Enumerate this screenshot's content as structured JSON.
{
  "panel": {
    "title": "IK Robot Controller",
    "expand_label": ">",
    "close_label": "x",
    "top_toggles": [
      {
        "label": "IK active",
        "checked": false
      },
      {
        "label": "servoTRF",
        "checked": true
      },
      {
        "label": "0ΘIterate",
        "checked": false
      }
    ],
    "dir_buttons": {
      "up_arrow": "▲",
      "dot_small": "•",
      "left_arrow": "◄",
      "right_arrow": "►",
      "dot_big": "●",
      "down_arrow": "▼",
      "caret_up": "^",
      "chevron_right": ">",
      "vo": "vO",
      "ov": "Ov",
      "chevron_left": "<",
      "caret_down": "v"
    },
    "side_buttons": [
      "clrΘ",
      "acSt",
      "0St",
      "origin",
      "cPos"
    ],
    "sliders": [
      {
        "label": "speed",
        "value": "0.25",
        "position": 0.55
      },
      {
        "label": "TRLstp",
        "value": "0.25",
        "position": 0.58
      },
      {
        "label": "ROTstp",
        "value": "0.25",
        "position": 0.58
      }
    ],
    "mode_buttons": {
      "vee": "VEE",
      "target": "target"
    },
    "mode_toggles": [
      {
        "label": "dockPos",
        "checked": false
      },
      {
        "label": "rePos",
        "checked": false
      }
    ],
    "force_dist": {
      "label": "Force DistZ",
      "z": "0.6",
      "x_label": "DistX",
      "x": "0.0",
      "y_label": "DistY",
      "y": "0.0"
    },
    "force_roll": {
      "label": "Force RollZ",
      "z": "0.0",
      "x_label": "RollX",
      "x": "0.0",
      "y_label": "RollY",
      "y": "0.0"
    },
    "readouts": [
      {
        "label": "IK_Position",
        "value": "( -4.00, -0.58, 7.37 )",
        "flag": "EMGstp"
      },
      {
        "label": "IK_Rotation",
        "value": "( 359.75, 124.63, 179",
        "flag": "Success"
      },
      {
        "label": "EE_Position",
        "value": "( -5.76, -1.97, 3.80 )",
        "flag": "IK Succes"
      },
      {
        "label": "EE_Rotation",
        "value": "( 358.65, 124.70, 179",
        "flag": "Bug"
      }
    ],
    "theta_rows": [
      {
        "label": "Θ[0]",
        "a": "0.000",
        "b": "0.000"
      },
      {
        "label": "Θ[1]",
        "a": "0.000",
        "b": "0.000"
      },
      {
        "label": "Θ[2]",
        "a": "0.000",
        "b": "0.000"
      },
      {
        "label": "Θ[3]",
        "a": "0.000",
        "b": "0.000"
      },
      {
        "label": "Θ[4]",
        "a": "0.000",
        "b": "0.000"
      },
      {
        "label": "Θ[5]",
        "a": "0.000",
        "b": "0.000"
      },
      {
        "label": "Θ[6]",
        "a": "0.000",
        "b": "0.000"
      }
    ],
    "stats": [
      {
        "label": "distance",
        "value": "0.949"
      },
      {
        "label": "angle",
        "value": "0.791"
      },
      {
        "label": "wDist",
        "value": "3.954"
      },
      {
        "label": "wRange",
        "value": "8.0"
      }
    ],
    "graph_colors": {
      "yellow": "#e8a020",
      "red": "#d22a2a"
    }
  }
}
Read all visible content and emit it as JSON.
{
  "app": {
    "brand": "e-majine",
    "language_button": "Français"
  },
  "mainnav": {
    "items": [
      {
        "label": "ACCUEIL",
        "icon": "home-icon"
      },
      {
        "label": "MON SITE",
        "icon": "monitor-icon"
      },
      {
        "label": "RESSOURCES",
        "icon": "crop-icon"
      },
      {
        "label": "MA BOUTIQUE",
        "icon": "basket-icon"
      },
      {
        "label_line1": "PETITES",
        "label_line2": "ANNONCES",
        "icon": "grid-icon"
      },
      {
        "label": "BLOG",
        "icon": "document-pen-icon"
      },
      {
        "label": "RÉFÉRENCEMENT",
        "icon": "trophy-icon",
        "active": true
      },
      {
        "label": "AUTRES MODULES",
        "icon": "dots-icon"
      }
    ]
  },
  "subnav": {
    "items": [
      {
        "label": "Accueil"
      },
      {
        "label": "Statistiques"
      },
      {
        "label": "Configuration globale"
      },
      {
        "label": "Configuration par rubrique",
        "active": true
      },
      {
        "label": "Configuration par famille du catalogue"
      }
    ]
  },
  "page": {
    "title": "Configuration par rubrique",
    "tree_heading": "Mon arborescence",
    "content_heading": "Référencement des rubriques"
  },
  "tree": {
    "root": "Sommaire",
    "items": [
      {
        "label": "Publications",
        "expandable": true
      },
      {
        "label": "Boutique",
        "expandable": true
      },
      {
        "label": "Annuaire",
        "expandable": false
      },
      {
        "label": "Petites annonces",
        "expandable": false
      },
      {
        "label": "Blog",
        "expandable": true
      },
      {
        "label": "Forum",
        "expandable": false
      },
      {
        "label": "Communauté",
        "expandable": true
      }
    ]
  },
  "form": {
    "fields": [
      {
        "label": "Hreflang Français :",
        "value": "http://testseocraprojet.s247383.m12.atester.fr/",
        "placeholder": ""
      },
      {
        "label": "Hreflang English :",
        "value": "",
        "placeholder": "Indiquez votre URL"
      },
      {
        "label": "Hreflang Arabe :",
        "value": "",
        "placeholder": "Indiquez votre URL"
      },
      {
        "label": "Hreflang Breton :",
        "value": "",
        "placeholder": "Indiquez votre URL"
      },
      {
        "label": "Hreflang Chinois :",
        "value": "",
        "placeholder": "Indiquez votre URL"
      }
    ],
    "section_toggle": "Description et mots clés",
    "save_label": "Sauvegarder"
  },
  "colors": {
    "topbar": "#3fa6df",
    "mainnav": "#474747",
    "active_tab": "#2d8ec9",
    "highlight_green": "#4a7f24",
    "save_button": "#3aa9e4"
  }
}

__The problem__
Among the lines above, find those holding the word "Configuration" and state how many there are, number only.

__Response to the exercise__
4